Chicago NLRB OKs Northwestern University Football Players’ Petition to Unionize
The Chicago branch of National Labor Relations Board granted approval to the Northwestern University football players’ petition to organize a labor union.
The board determined March 26 that the football players receiving grant-in-aid scholarships constituted a legal bargaining unit under the College Athletes Players Association. Players who walked on to Northwestern’s football team were not included in the bargaining unit.
Northwestern’s “football players who receive grant-in-aid scholarships are found to be ‘employees’ within the meaning of the [National Labor Relations Act]; and the petitioned-for-unit was found to be an appropriate unit within the meaning of the Act,” according to the ruling.
The NLRB applied the common law “right of control test” to the players’ situation. The board found the university, which is in Chicago and is a member of the Big 10 Conference, asserts a certain level of control over those players. In finding that, the university was not justified in denying the players employee status.
Joe Bryan, an attorney with Taylor English Duma in Atlanta, said the NLRB’s reasoning that made players receiving grant-in-aid scholarships employees of the university will be the most hotly contested aspect of Northwestern’s next move.
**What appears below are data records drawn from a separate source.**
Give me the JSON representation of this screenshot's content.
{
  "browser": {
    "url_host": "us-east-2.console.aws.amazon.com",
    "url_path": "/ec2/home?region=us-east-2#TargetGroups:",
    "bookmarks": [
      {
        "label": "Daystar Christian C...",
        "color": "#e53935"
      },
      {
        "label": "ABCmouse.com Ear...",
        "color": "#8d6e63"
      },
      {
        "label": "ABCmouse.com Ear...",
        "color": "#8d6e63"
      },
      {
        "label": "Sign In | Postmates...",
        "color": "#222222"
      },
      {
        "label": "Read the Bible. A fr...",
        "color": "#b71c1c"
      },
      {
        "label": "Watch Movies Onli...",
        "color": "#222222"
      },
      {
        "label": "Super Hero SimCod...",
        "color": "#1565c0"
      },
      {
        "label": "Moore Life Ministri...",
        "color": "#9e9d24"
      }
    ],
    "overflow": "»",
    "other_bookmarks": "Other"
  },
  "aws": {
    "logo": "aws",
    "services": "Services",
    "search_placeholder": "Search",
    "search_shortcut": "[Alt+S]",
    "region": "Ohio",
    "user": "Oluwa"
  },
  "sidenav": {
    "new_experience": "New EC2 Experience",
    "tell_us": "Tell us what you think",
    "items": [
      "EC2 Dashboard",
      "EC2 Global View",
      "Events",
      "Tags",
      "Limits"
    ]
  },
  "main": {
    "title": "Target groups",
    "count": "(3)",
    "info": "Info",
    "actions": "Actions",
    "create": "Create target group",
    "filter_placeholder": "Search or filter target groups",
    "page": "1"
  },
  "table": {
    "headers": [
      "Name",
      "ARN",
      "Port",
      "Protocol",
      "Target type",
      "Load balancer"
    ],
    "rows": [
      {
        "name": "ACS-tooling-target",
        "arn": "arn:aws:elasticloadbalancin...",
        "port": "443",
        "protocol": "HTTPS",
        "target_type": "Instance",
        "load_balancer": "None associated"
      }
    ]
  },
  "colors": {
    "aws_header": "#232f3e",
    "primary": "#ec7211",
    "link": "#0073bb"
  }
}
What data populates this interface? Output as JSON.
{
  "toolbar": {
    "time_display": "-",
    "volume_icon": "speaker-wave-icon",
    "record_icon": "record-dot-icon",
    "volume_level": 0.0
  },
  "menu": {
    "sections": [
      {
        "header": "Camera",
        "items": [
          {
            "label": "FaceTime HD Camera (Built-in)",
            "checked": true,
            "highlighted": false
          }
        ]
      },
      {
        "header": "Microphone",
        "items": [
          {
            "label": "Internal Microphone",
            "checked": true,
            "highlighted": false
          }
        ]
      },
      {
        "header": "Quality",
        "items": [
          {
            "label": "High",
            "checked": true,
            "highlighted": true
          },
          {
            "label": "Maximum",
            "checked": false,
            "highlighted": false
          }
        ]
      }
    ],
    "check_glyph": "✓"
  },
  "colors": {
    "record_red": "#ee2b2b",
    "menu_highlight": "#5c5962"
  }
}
University attorneys, who have vowed to appeal the ruling, have 14 days to file.
“This is not over,” Bryan said. “I think many more interest groups are going to get involved during the appeal. The NCAA will likely file an amicus brief. Who knows how many other college associations are going to get involved too? Other sports associations will also probably want to have a say in this.”
If the decision eventually holds up after what is expected to be a very long appeal process, the players’ union will be able to bargain with the university over wages, hours and conditions of employment. The players could bargain for extended health coverage or even, to some extent, the requirements placed on them concerning endorsements just like professional football players in the National Football League, explained Bryan.
“I agree with the reports we’ve been seeing about this decision fundamentally changing big-time college sports,” he said.